Will the 'bluegrass state's' small farms rise in coal's wake?

April 9, 2014

Written By Real Food Challenge Campaign Director David Schwartz

Kentucky has long been known for its bourbon, horse racing, college basketball, fried chicken, coal and tobacco.  Now, a thriving local food system!? That's the goal, if a team of local college students has its way.

This winter at the University of Louisville, students began combing through reams of invoices from U of L's $2.7 million food budget to assess exactly how much money is being devoted to local farms – as well as fairly trade, ecologically sound and humane farms and food businesses –  and how they could be doing more. 

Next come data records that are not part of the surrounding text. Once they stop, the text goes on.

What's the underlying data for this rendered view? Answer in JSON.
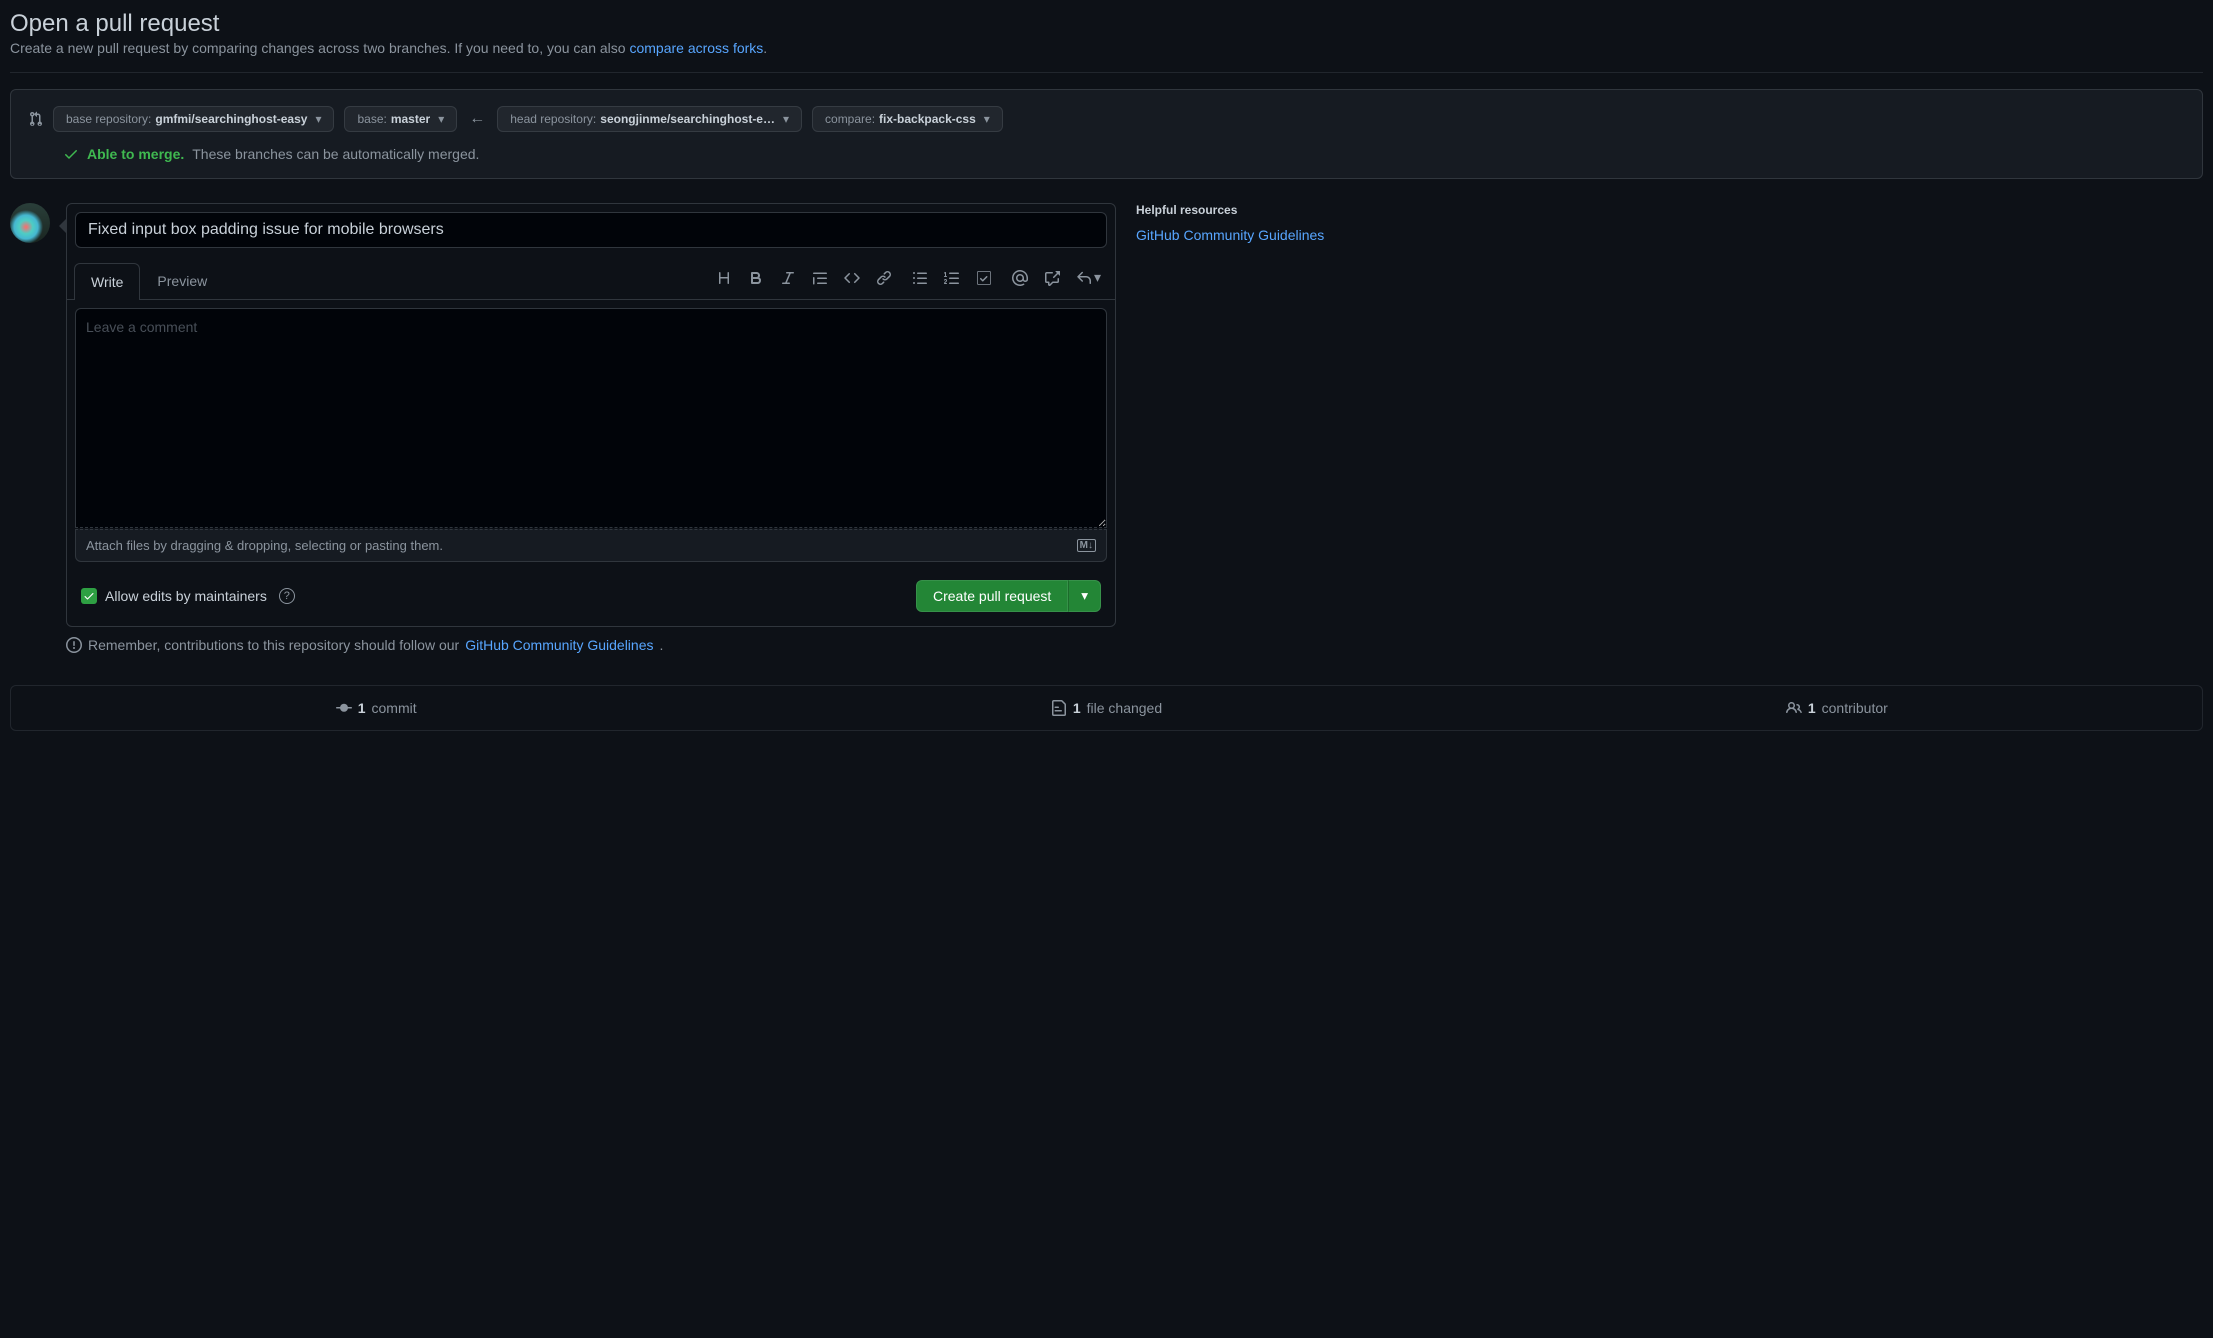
{
  "header": {
    "title": "Open a pull request",
    "subtitle_prefix": "Create a new pull request by comparing changes across two branches. If you need to, you can also ",
    "subtitle_link": "compare across forks",
    "subtitle_suffix": "."
  },
  "range": {
    "base_repo_label": "base repository: ",
    "base_repo_value": "gmfmi/searchinghost-easy",
    "base_branch_label": "base: ",
    "base_branch_value": "master",
    "head_repo_label": "head repository: ",
    "head_repo_value": "seongjinme/searchinghost-e…",
    "compare_label": "compare: ",
    "compare_value": "fix-backpack-css"
  },
  "merge_status": {
    "able": "Able to merge.",
    "desc": "These branches can be automatically merged."
  },
  "form": {
    "title_value": "Fixed input box padding issue for mobile browsers",
    "tabs": {
      "write": "Write",
      "preview": "Preview"
    },
    "comment_placeholder": "Leave a comment",
    "attach_hint": "Attach files by dragging & dropping, selecting or pasting them.",
    "allow_edits_label": "Allow edits by maintainers",
    "allow_edits_checked": true,
    "submit_label": "Create pull request"
  },
  "sidebar": {
    "heading": "Helpful resources",
    "link": "GitHub Community Guidelines"
  },
  "remember": {
    "prefix": "Remember, contributions to this repository should follow our ",
    "link": "GitHub Community Guidelines",
    "suffix": "."
  },
  "stats": {
    "commits_count": "1",
    "commits_label": "commit",
    "files_count": "1",
    "files_label": "file changed",
    "contributors_count": "1",
    "contributors_label": "contributor"
  }
}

The U of L student join over 130 teams nation-wide participating in simultaneous research projects known as The Real Food Calculator – a student-designed tool aiming to set a new standard for food quality in institutions, using the power of student research. 

“Increasingly we're finding that businesses understand millennials' desire for transparency, authenticity and honesty in marketing—especially when it comes to food,” says, Anim Steel, Executive Director of Real Food Generation, and one of the Calculator program's original designers. “What's been missing are concrete tools and hard numbers to help institutions keep up with an evolving customer base. The Real Food Calculator fills that gap.” 

Anthropology professor Jeneen Wiche, herself a small grass-fed livestock/poultry grower and advisor to the U of L research team explains her motivation for joining the program: “The Calculator allows a behind-the-scenes glimpse of the food system that feeds the University of Louisville. Campus food is what fuels our students, but it can also help support entrepreneurial local food enterprises. The Calculator will allow us to applaud what is being done well and troubleshoot where we fall short. The students become the driving force behind reform.”

Reform of this sort has been a long time coming in Kentucky.  For generations the state's economy has relied on coal and tobacco.  However, as demand for domestic tobacco production plummeted and the coal industry was undercut by natural gas, the economy has faltered.  High poverty, prescription drug abuse and diet-related disease are the new norm in many rural districts.

In 1998, however, Kentucky's state attorney general joined the Master Settlement Agreement with the big tobacco companies. Thanks to some farsighted leadership and a lot of organized grassroots pressure, rather than simply take the check to balance its budget, the state decided to use 57 percent of the $3 billion it received to jump-start the economy through a massive shift towards alternative agriculture development.  

Now students, energized by a growing national movement, are joining the effort in numbers.  By organizing together, they're harnessing the big buying power of urban institutions to revitalize farming communities throughout the state.

“Real food goes beyond nutrition. When we talk about sustainability we are connecting environmentalism to food justice to human rights,” explains Laura Patterson, a sophomore and varsity athlete at University of Louisville. “It's about ensuring equality and fairness for a world in which we can thrive rather than simply survive.”

By using the Real Food Calculator's food analysis, students are throwing their weight behind a growing movement to define 'real food' using a comprehensive and rigorous set of 3rd party-verified standards for food that fits one of four categories: local, fair, ecologically sound and humane.  Four years of student research and pilot testing have produced the Real Food Calculator, an online tool that allows researchers to aggregate and analyze thousands of purchasing records to assess their institution’s 'real food' score. 

Nationally, since the rollout of the Real Food Calculator this year:

  • 134 universities have joined the program—including Johns Hopkins University, UC Berkeley, Indiana University, and UNC Chapel Hill
  • More than 600 student researchers have reviewed more than 84,297 unique products and $71,059,505 worth of campus food purchases to see if they meet the rigorous 'real food' standards
  • The average participating school spends $5.18 million on food each year, 15 percent of which qualifies as 'real food'
  • 22 schools who participate in the program have also signed the Real Food Campus Commitment – a pledge to increase their real food percentage to 20, 30 or 40 percent by 2020.

Change is coming in Kentucky.  Already, students at Berea College and Centre College in Eastern Kentucky, as well as a team at Northern Kentucky University have gotten involved.   Students at University of Louisville, however, are also calling on President James Ramsey to become the first institution of higher education in Kentucky to sign the Real Food Campus Commitment. The results, they say, would be “a real game-changer for Kentucky agriculture.”